April 18, 2019
5:00pm to 6:30pm
Haines 279

The Conversation Analysis Working Group invites you to join us for:

Daria Bahtina (Visiting Assistant Project Scientist, Department of Sociology, UCLA): "Navigating through limited common ground: Interactive strategies for balancing informational and affiliational pressures"

A central process in social interaction is how common ground is built and maintained between participants. This study explores the interplay between informational and affiliational pressures in the management of common ground: participants need to understand one another to a sufficient degree to move the interaction forward while also maintaining an appropriate degree of interpersonal affiliation. I analyze how participants navigate various interactional tasks by tapping into different aspects of their common ground, including their general level of familiarity with one another, the interactional setting in which they find themselves, and the distribution of knowledge associated with certain social roles. I demonstrate the affordances of different practices for the management of common ground while participants engage in tasks such as making arrangements for a future joint activity, giving instructions, assessing and designing features of a product — and reflect on the broader application of these practices in other arenas of interaction.

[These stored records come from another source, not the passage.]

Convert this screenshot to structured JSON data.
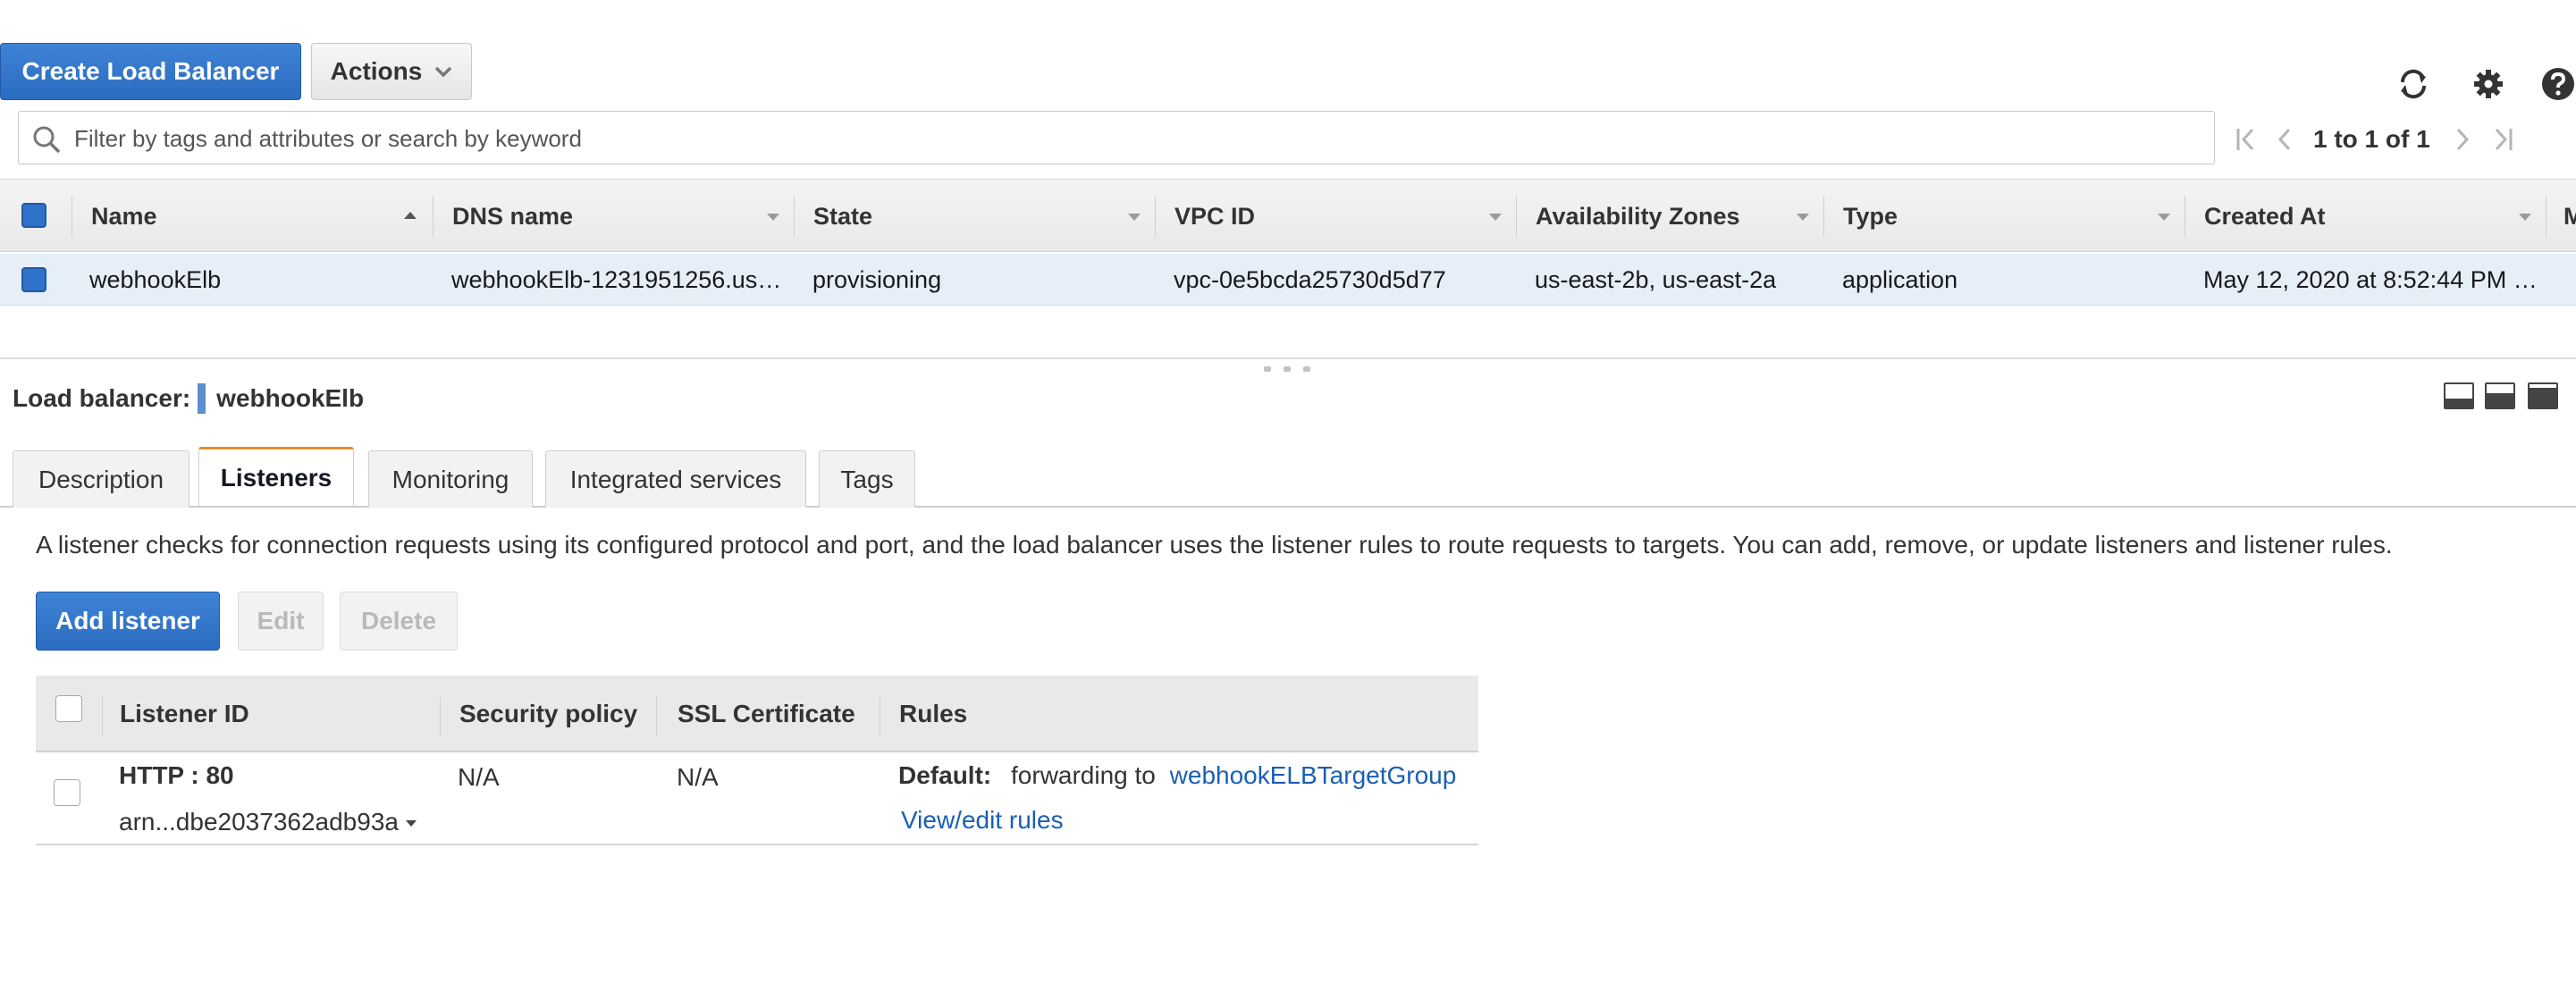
{
  "toolbar": {
    "create_label": "Create Load Balancer",
    "actions_label": "Actions",
    "icons": [
      "refresh-icon",
      "gear-icon",
      "help-icon"
    ]
  },
  "search": {
    "placeholder": "Filter by tags and attributes or search by keyword",
    "value": ""
  },
  "pagination": {
    "text": "1 to 1 of 1"
  },
  "load_balancers": {
    "columns": [
      "Name",
      "DNS name",
      "State",
      "VPC ID",
      "Availability Zones",
      "Type",
      "Created At",
      "M"
    ],
    "sort_column": "Name",
    "rows": [
      {
        "selected": true,
        "name": "webhookElb",
        "dns_name": "webhookElb-1231951256.us…",
        "state": "provisioning",
        "vpc_id": "vpc-0e5bcda25730d5d77",
        "availability_zones": "us-east-2b, us-east-2a",
        "type": "application",
        "created_at": "May 12, 2020 at 8:52:44 PM …"
      }
    ]
  },
  "detail": {
    "title_prefix": "Load balancer:",
    "title_name": "webhookElb",
    "tabs": [
      "Description",
      "Listeners",
      "Monitoring",
      "Integrated services",
      "Tags"
    ],
    "active_tab": "Listeners",
    "description": "A listener checks for connection requests using its configured protocol and port, and the load balancer uses the listener rules to route requests to targets. You can add, remove, or update listeners and listener rules.",
    "buttons": {
      "add": "Add listener",
      "edit": "Edit",
      "delete": "Delete"
    },
    "listeners_table": {
      "columns": [
        "Listener ID",
        "Security policy",
        "SSL Certificate",
        "Rules"
      ],
      "rows": [
        {
          "listener_id": "HTTP : 80",
          "arn": "arn...dbe2037362adb93a",
          "security_policy": "N/A",
          "ssl_certificate": "N/A",
          "rule_default_label": "Default:",
          "rule_text": "forwarding to",
          "rule_target": "webhookELBTargetGroup",
          "rule_link": "View/edit rules"
        }
      ]
    }
  },
  "colors": {
    "primary": "#2e73c9",
    "link": "#1a5fb4",
    "tab_accent": "#e48d2f",
    "selected_row": "#e6eef8"
  }
}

The data come from both informal and institutional interaction in Estonian, Russian and English, and involve a mix of naturally occurring and experimentally constrained activities. Comparing communication across different activities, settings, and relationships, helps us uncover both generic and particularized practices for managing cross-cutting and potentially conflicting pressures created by informational and affiliational concerns, including the tension between building and securing common ground, on the one hand, and assuming and exploiting it on the other. I conclude by discussing a practice — the strategic amplification of affiliation — that emerges in situations where participants lack both an interpersonal history and established social roles.